↓

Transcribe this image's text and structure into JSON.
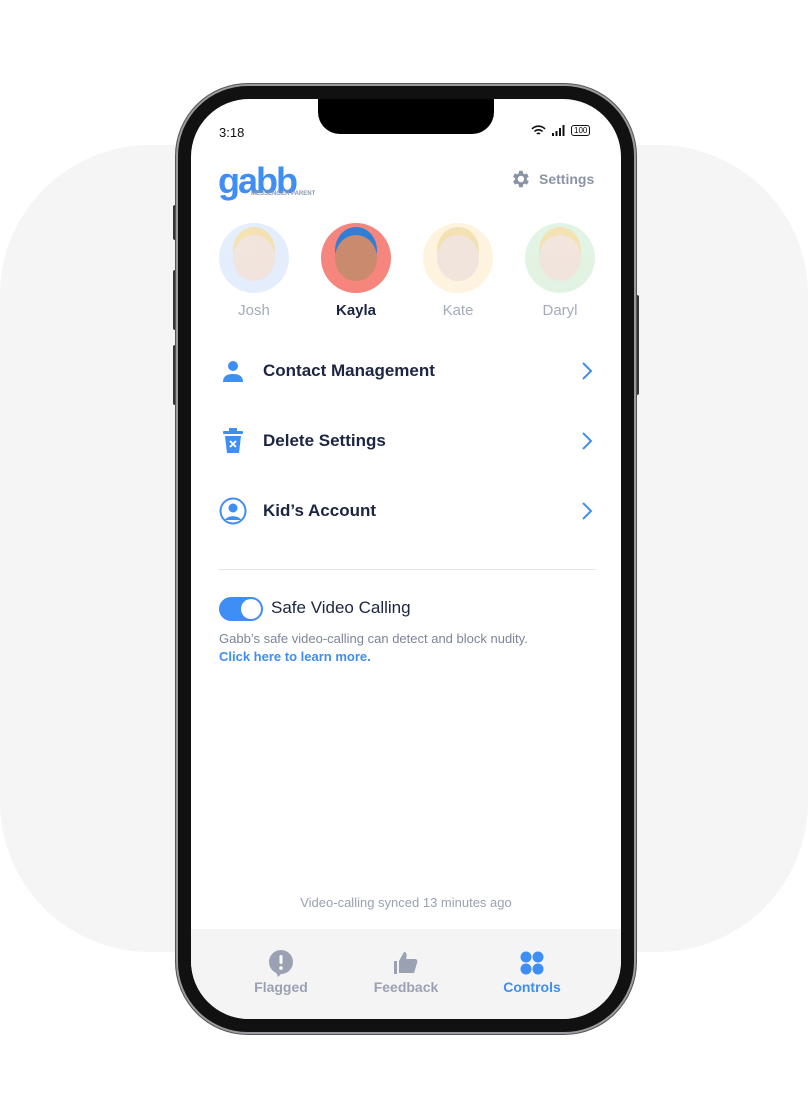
{
  "status": {
    "time": "3:18",
    "battery": "100"
  },
  "header": {
    "logo": "gabb",
    "logo_sub": "MESSENGER PARENT",
    "settings_label": "Settings"
  },
  "kids": [
    {
      "name": "Josh",
      "color": "#dce8fb",
      "selected": false
    },
    {
      "name": "Kayla",
      "color": "#f5857d",
      "selected": true
    },
    {
      "name": "Kate",
      "color": "#fdf0d3",
      "selected": false
    },
    {
      "name": "Daryl",
      "color": "#d9f0dc",
      "selected": false
    }
  ],
  "menu": [
    {
      "label": "Contact Management",
      "icon": "person-icon"
    },
    {
      "label": "Delete Settings",
      "icon": "trash-icon"
    },
    {
      "label": "Kid’s Account",
      "icon": "account-circle-icon"
    }
  ],
  "safe_video": {
    "label": "Safe Video Calling",
    "enabled": true,
    "description": "Gabb’s safe video-calling can detect and block nudity.",
    "link": "Click here to learn more."
  },
  "sync_text": "Video-calling synced 13 minutes ago",
  "tabs": [
    {
      "label": "Flagged",
      "icon": "alert-bubble-icon",
      "active": false
    },
    {
      "label": "Feedback",
      "icon": "thumbs-up-icon",
      "active": false
    },
    {
      "label": "Controls",
      "icon": "grid-dots-icon",
      "active": true
    }
  ],
  "colors": {
    "accent": "#3f8ef5",
    "text": "#1c2541",
    "muted": "#9aa1b2"
  }
}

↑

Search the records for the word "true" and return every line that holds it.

      "selected": true
    "enabled": true,
      "active": true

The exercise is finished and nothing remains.